▼

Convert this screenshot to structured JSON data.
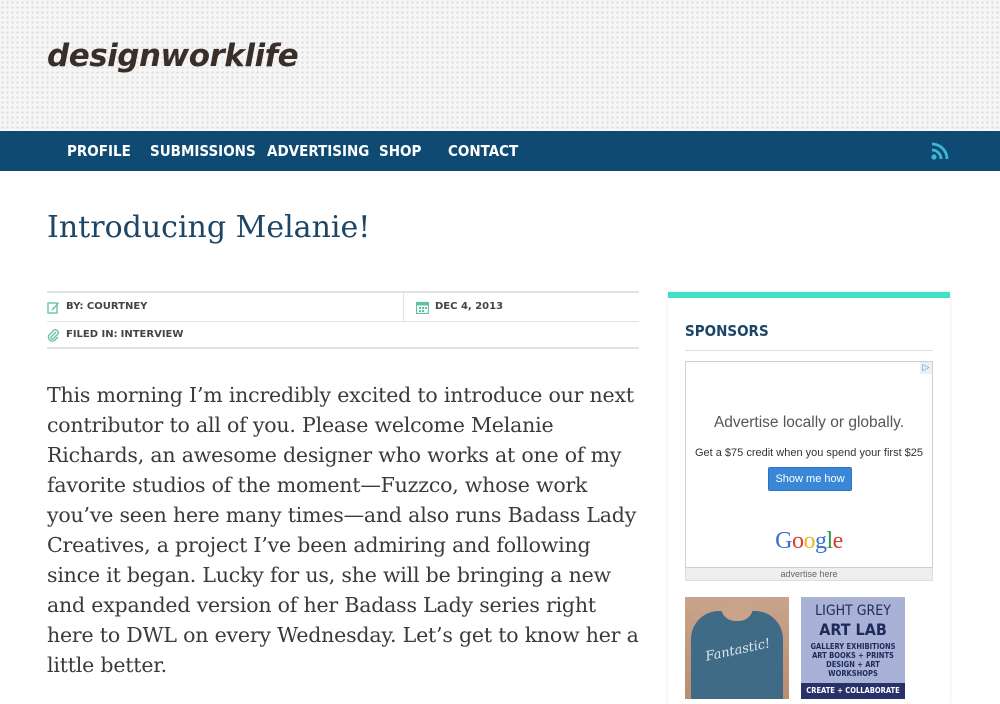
{
  "site": {
    "logo": "designworklife"
  },
  "nav": {
    "items": [
      "Profile",
      "Submissions",
      "Advertising",
      "Shop",
      "Contact"
    ],
    "rss_icon": "rss-icon"
  },
  "post": {
    "title": "Introducing Melanie!",
    "author_label": "By: Courtney",
    "date_label": "Dec 4, 2013",
    "filed_label": "Filed in:",
    "filed_category": "Interview",
    "body": "This morning I’m incredibly excited to introduce our next contributor to all of you. Please welcome Melanie Richards, an awesome designer who works at one of my favorite studios of the moment—Fuzzco, whose work you’ve seen here many times—and also runs Badass Lady Creatives, a project I’ve been admiring and following since it began. Lucky for us, she will be bringing a new and expanded version of her Badass Lady series right here to DWL on every Wednesday. Let’s get to know her a little better."
  },
  "sidebar": {
    "title": "Sponsors",
    "accent_color": "#3fe0c8",
    "ad": {
      "headline": "Advertise locally or globally.",
      "sub": "Get a $75 credit when you spend your first $25",
      "button": "Show me how",
      "brand": "Google",
      "footer": "advertise here"
    },
    "banner_shirt": {
      "text": "Fantastic!"
    },
    "banner_artlab": {
      "line1": "LIGHT GREY",
      "line2": "ART LAB",
      "line3": "GALLERY EXHIBITIONS",
      "line4": "ART BOOKS + PRINTS",
      "line5": "DESIGN + ART WORKSHOPS",
      "strip": "CREATE + COLLABORATE"
    }
  },
  "colors": {
    "nav_bg": "#0e4a72",
    "title": "#1d4566",
    "icon_green": "#5fc0a4"
  }
}
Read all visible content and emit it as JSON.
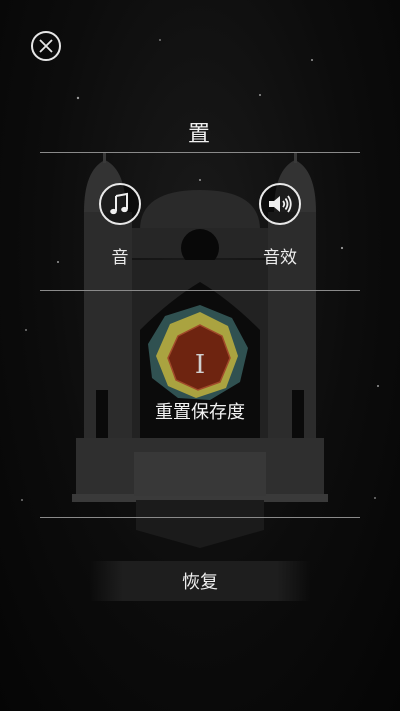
{
  "header": {
    "close_icon": "close-icon",
    "title": "置"
  },
  "audio": {
    "music": {
      "icon": "music-note-icon",
      "label": "音"
    },
    "sound_effects": {
      "icon": "speaker-icon",
      "label": "音效"
    }
  },
  "save": {
    "emblem_icon": "level-emblem-icon",
    "emblem_numeral": "I",
    "label": "重置保存度"
  },
  "footer": {
    "restore_label": "恢复"
  },
  "colors": {
    "background": "#0c0c0c",
    "foreground": "#e8e8e8",
    "emblem_red": "#6e2410",
    "emblem_yellow": "#c9b83c",
    "emblem_teal": "#3e6a6a"
  }
}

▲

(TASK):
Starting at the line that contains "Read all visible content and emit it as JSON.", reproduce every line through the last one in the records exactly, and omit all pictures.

(SOLUTION FOR THIS PROBLEM):
Read all visible content and emit it as JSON.
{
  "header": {
    "close_icon": "close-icon",
    "title": "置"
  },
  "audio": {
    "music": {
      "icon": "music-note-icon",
      "label": "音"
    },
    "sound_effects": {
      "icon": "speaker-icon",
      "label": "音效"
    }
  },
  "save": {
    "emblem_icon": "level-emblem-icon",
    "emblem_numeral": "I",
    "label": "重置保存度"
  },
  "footer": {
    "restore_label": "恢复"
  },
  "colors": {
    "background": "#0c0c0c",
    "foreground": "#e8e8e8",
    "emblem_red": "#6e2410",
    "emblem_yellow": "#c9b83c",
    "emblem_teal": "#3e6a6a"
  }
}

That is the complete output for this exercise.